Images are to be omitted, and the rest of the records reproduced exactly.

___

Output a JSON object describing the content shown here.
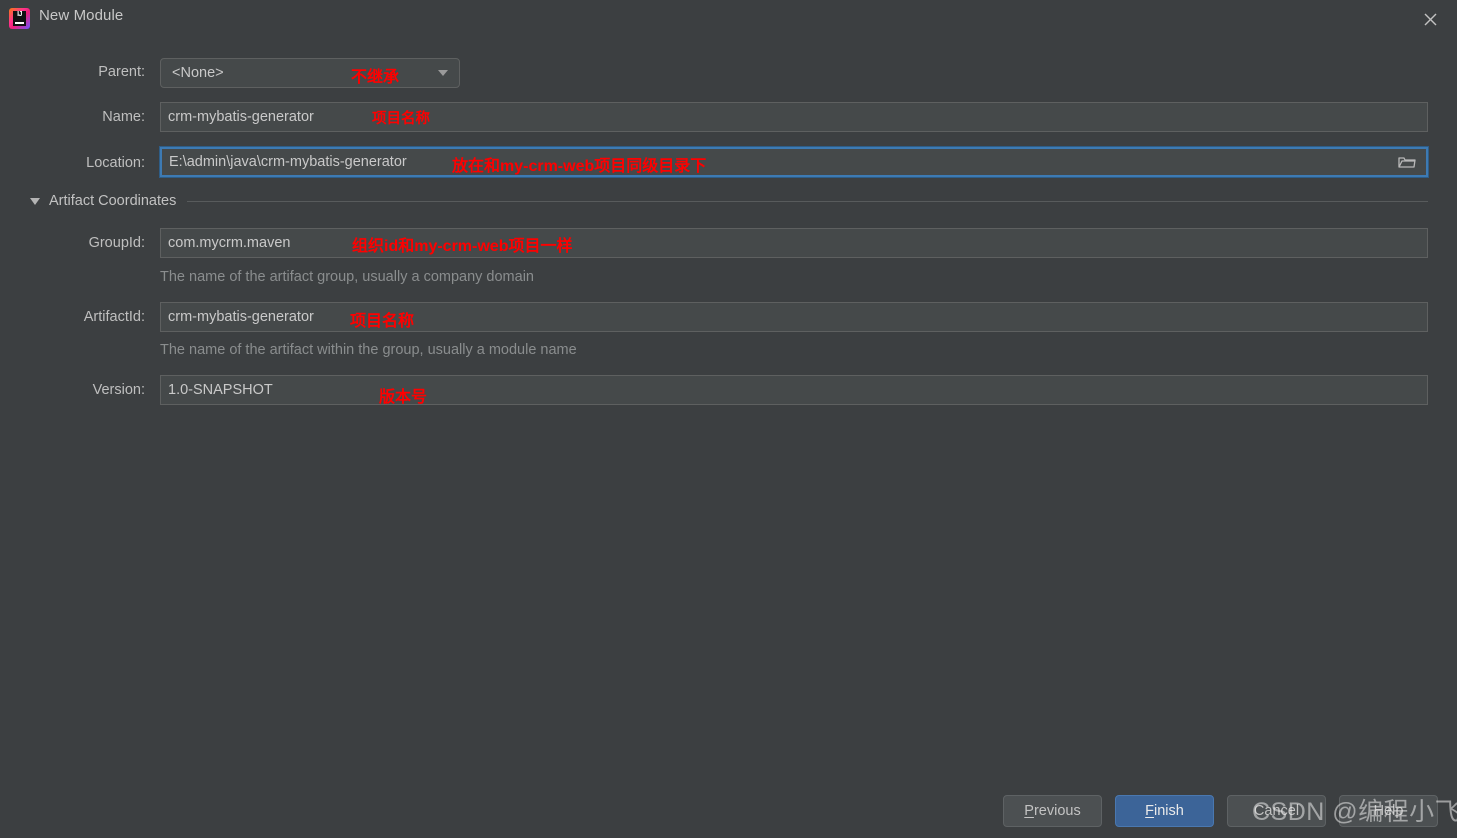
{
  "window": {
    "title": "New Module",
    "logo_icon": "intellij-idea-icon",
    "close_icon": "close-icon"
  },
  "form": {
    "parent": {
      "label": "Parent:",
      "value": "<None>",
      "annotation": "不继承",
      "dropdown_icon": "chevron-down-icon"
    },
    "name": {
      "label": "Name:",
      "value": "crm-mybatis-generator",
      "annotation": "项目名称"
    },
    "location": {
      "label": "Location:",
      "value": "E:\\admin\\java\\crm-mybatis-generator",
      "annotation": "放在和my-crm-web项目同级目录下",
      "browse_icon": "folder-icon",
      "focused": true
    }
  },
  "artifact_section": {
    "title": "Artifact Coordinates",
    "collapse_icon": "triangle-down-icon",
    "group_id": {
      "label": "GroupId:",
      "value": "com.mycrm.maven",
      "annotation": "组织id和my-crm-web项目一样",
      "hint": "The name of the artifact group, usually a company domain"
    },
    "artifact_id": {
      "label": "ArtifactId:",
      "value": "crm-mybatis-generator",
      "annotation": "项目名称",
      "hint": "The name of the artifact within the group, usually a module name"
    },
    "version": {
      "label": "Version:",
      "value": "1.0-SNAPSHOT",
      "annotation": "版本号"
    }
  },
  "buttons": {
    "previous": "Previous",
    "previous_mnemonic": "P",
    "finish": "Finish",
    "finish_mnemonic": "F",
    "cancel": "Cancel",
    "help": "Help"
  },
  "watermark": {
    "text": "CSDN @编程小飞侠"
  },
  "colors": {
    "background": "#3c3f41",
    "field_background": "#45494a",
    "accent_blue": "#3c6498",
    "focus_border": "#3d7ab3",
    "annotation_red": "#ff0000",
    "text": "#bfbfbf",
    "hint_text": "#8a8d8e"
  }
}
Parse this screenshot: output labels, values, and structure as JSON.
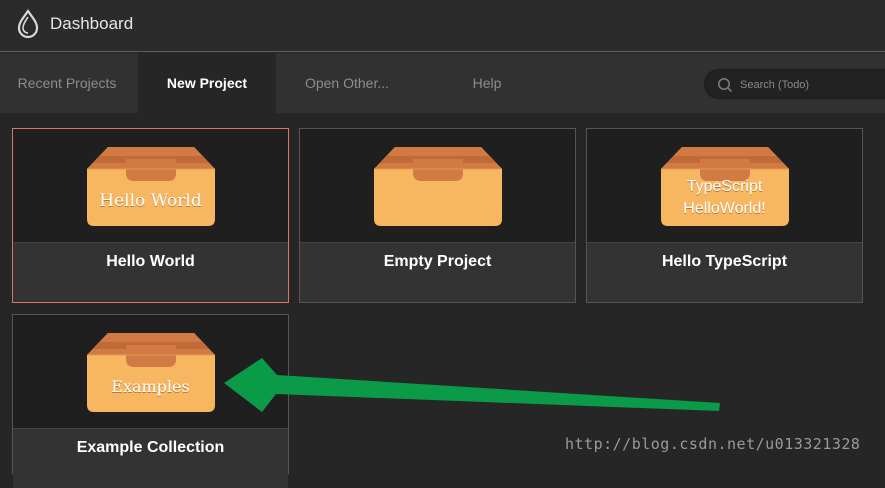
{
  "header": {
    "title": "Dashboard",
    "logo_icon": "drop-logo-icon"
  },
  "tabs": [
    {
      "label": "Recent Projects",
      "active": false
    },
    {
      "label": "New Project",
      "active": true
    },
    {
      "label": "Open Other...",
      "active": false
    },
    {
      "label": "Help",
      "active": false
    }
  ],
  "search": {
    "placeholder": "Search (Todo)"
  },
  "projects": [
    {
      "label": "Hello World",
      "box_text": "Hello World",
      "selected": true
    },
    {
      "label": "Empty Project",
      "box_text": "",
      "selected": false
    },
    {
      "label": "Hello TypeScript",
      "box_text_line1": "TypeScript",
      "box_text_line2": "HelloWorld!",
      "selected": false
    },
    {
      "label": "Example Collection",
      "box_text": "Examples",
      "selected": false
    }
  ],
  "annotation": {
    "arrow_color": "#0a9a48"
  },
  "watermark": "http://blog.csdn.net/u013321328",
  "colors": {
    "accent_border": "#d9765f",
    "box_body": "#f7b660",
    "box_inner": "#d27a43"
  }
}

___

> _ANSWER SPACE_:
Output a JSON object describing the content shown here.
{
  "window": {
    "title": "New Module",
    "logo_icon": "intellij-idea-icon",
    "close_icon": "close-icon"
  },
  "form": {
    "parent": {
      "label": "Parent:",
      "value": "<None>",
      "annotation": "不继承",
      "dropdown_icon": "chevron-down-icon"
    },
    "name": {
      "label": "Name:",
      "value": "crm-mybatis-generator",
      "annotation": "项目名称"
    },
    "location": {
      "label": "Location:",
      "value": "E:\\admin\\java\\crm-mybatis-generator",
      "annotation": "放在和my-crm-web项目同级目录下",
      "browse_icon": "folder-icon",
      "focused": true
    }
  },
  "artifact_section": {
    "title": "Artifact Coordinates",
    "collapse_icon": "triangle-down-icon",
    "group_id": {
      "label": "GroupId:",
      "value": "com.mycrm.maven",
      "annotation": "组织id和my-crm-web项目一样",
      "hint": "The name of the artifact group, usually a company domain"
    },
    "artifact_id": {
      "label": "ArtifactId:",
      "value": "crm-mybatis-generator",
      "annotation": "项目名称",
      "hint": "The name of the artifact within the group, usually a module name"
    },
    "version": {
      "label": "Version:",
      "value": "1.0-SNAPSHOT",
      "annotation": "版本号"
    }
  },
  "buttons": {
    "previous": "Previous",
    "previous_mnemonic": "P",
    "finish": "Finish",
    "finish_mnemonic": "F",
    "cancel": "Cancel",
    "help": "Help"
  },
  "watermark": {
    "text": "CSDN @编程小飞侠"
  },
  "colors": {
    "background": "#3c3f41",
    "field_background": "#45494a",
    "accent_blue": "#3c6498",
    "focus_border": "#3d7ab3",
    "annotation_red": "#ff0000",
    "text": "#bfbfbf",
    "hint_text": "#8a8d8e"
  }
}
Parse this screenshot: output labels, values, and structure as JSON.
{
  "header": {
    "title": "Dashboard",
    "logo_icon": "drop-logo-icon"
  },
  "tabs": [
    {
      "label": "Recent Projects",
      "active": false
    },
    {
      "label": "New Project",
      "active": true
    },
    {
      "label": "Open Other...",
      "active": false
    },
    {
      "label": "Help",
      "active": false
    }
  ],
  "search": {
    "placeholder": "Search (Todo)"
  },
  "projects": [
    {
      "label": "Hello World",
      "box_text": "Hello World",
      "selected": true
    },
    {
      "label": "Empty Project",
      "box_text": "",
      "selected": false
    },
    {
      "label": "Hello TypeScript",
      "box_text_line1": "TypeScript",
      "box_text_line2": "HelloWorld!",
      "selected": false
    },
    {
      "label": "Example Collection",
      "box_text": "Examples",
      "selected": false
    }
  ],
  "annotation": {
    "arrow_color": "#0a9a48"
  },
  "watermark": "http://blog.csdn.net/u013321328",
  "colors": {
    "accent_border": "#d9765f",
    "box_body": "#f7b660",
    "box_inner": "#d27a43"
  }
}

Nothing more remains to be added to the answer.